The Mistakes Many People Make When Doing A Downward Dog

Make these few tweaks – and feel a sense of calm.
Kilito Chan via Getty Images

You’re reading Move, the nudge we need to get active, however makes us happiest and healthiest.

When you think of yoga, you probably immediately picture the downward facing dog pose – or Adho Mukha Svanasanaas, as it’s called in Sanskrit. It’s widely considered as the mother of all yoga poses. Even non-yogis tend to know it.

The downward dog is great for strengthening your body, as well as providing balance for mind and body. And it can easily be snuck in-between tea breaks if you’re still working from home (guilty).

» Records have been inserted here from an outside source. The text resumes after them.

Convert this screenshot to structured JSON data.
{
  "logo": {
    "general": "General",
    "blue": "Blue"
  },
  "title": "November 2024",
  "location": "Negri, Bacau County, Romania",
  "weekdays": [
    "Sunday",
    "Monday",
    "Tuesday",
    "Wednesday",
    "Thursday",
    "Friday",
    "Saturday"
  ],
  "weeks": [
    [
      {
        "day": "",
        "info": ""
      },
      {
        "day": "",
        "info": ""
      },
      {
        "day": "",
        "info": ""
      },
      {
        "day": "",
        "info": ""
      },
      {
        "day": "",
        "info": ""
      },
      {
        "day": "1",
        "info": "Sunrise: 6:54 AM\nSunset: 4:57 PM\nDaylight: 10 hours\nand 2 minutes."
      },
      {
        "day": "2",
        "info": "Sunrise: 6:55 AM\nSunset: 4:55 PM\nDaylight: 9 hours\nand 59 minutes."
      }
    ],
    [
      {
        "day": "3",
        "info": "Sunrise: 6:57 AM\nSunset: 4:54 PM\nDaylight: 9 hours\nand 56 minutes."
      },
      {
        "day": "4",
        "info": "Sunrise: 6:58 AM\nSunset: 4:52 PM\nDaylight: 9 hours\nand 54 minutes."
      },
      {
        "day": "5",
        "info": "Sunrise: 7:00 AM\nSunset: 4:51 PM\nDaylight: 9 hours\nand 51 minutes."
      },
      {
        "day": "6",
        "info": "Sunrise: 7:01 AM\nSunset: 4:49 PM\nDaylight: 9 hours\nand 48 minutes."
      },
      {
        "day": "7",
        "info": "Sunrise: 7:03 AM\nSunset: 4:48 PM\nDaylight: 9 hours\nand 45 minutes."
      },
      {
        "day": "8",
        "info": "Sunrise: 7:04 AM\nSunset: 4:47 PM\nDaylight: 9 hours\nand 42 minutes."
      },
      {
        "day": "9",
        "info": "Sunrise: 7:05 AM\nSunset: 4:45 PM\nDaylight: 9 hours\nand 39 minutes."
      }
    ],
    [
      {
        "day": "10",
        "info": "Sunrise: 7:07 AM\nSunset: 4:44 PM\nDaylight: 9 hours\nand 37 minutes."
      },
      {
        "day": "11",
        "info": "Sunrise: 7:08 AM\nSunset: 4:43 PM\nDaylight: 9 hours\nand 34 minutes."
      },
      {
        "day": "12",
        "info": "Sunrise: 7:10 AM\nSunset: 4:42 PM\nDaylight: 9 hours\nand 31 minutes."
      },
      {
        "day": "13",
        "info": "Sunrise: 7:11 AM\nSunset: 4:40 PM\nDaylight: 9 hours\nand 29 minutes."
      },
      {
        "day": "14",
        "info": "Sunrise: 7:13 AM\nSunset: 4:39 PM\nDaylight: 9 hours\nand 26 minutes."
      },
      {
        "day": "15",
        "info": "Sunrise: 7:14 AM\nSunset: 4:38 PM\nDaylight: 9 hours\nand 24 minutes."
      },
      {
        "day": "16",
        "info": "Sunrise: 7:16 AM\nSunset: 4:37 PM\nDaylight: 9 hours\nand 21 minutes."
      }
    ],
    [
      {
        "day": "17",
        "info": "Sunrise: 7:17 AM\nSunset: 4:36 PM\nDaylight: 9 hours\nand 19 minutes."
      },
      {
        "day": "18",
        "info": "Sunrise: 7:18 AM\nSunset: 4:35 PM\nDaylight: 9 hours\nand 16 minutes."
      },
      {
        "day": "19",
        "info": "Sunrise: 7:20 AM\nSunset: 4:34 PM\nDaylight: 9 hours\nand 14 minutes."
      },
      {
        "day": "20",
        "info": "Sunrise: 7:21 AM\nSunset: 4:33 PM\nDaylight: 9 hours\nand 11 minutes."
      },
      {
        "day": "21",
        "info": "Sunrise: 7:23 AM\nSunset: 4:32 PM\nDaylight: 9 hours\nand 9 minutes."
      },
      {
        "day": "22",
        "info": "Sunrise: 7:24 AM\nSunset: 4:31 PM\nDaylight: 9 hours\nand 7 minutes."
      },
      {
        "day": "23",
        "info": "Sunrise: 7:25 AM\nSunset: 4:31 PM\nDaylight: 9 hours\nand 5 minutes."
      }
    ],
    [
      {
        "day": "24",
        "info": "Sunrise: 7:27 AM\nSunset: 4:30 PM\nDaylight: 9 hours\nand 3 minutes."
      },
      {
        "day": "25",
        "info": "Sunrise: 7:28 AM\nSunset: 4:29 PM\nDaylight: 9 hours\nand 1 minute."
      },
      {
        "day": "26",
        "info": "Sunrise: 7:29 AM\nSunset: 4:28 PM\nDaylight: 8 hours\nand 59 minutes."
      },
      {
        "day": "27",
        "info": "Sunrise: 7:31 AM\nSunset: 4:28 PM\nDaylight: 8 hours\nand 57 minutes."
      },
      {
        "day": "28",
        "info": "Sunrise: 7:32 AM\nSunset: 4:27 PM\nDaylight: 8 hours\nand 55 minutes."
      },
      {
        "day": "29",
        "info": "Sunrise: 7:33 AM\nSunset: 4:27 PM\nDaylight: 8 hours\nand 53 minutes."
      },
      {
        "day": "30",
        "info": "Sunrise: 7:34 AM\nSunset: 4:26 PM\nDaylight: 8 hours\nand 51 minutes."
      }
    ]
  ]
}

“The pose enhances flexibility in the shoulders, hips and thoracic spine,” says Naomi Annand, author of Yoga: a Manual for Life and founder of east London yoga studio Yoga on the Lane. “It lengthens the hamstrings and calves and strengthens the long spinal muscles, quadriceps, rotator cuff, and triceps to name just the main muscle groups used.”

Think of it as a mind and body MOT. Bodies respond well to doing things little and often, so even if you don’t have 90-minutes, you can squeeze in a stretch here and there. “Every time you do yoga, you’re building resilience and creating new little imprints in your nervous system,” adds Annand.

However famous the pose may be, it’s quite an intense posture and there’s a lot to pay attention to. So, here’s how to make sure you’re doing it properly.

1. Align your body correctly

As one of the more well-known yoga poses, the downward facing dog gives off the impression that it’s a straightforward pose, says Triyoga teacher, Christian Di Giorgio. But many people slip into misalignments.

The focus should be on lengthening the trunk and visualising an inverted “V” shape with your body, he says, with the coccyx at the apex. “Beginners should keep the arms locked and use them to press the spine and hips up and back whilst straightening the legs to lift the tail bone higher.”

2. Keep enough space between your hands and feet

Di Giorgio says not keeping enough space between the hands and feet is a common mistake he sees in yoga classes. “This forces the spine to curve and compress instead of lengthening healthily as it should,” he says.

So, how much space should you keep? “You should aim to use much more of the mat when doing downward facing dog,” he tells HuffPost UK.

“Lie on your front with the toes tucked under and the finger tips level with the collar bones and lift up from there. An overly short stance can require too much stretch on the back and leg muscles, causing the spine to bulge outwards as it would when slumping in a chair. We are trying to correct the problems of long sitting not exacerbate them!”

3. Don’t fixate on putting your heels down

Many people have a fixation on getting their heels down, flat to the floor, when doing the pose, adds Di Giorgio. “Forget putting your heels on the floor,” he says, “this is advanced work!”

While placing the heels down firmly gives a good grounding in the pose, Di Giorgio says this is more like a “cherry on the cake”.

“Over months and years, as hamstrings and calves lengthen then students should strive to get the heels down but not at the expense of compromising the spine.”

Yoga class at Triyoga
Yoga class at Triyoga

4. Look after your wrists

It’s important to look after hands and wrists which, over time, can cause injury. “Some tend to lean heavily on the wrist bones which are not designed to bear weight, leading to potential repetitive strain injuries,” says Di Giorgio.

“They should try to spread the palms and fingers and press them strongly into the mat. This forces the forearm muscles to be more active and offloads the wrist bones.”

5. Adjust the pose to your level if needed

If you’re finding the pose difficult, keep in mind you can tailor it to your abilities. “You might not be as able-bodied or want to throw yourself into such a dramatic stretch, but there are alternatives like the puppy pose, which is the downward dog, but on the knees,” says Annand. “It’s a little more gentle.”

There are also options to make it more advanced. “Try more broadening of the shoulders and opening of the armpits and chest, so that the lungs can remain open and free whilst keeping the neck passive,” suggests Di Giorgio.

“The abdomen and pubic area should be more lifted and toned as the waist lengthens much more. Work the calves and ankles harder to ground the heels without compromising the extension of the spine.”

Move celebrates exercise in all its forms, with accessible features encouraging you to add movement into your day – because it’s not just good for the body, but the mind, too. We get it: workouts can be a bit of a slog, but there are ways you can move more without dreading it. Whether you love hikes, bike rides, YouTube workouts or hula hoop routines, exercise should be something to enjoy.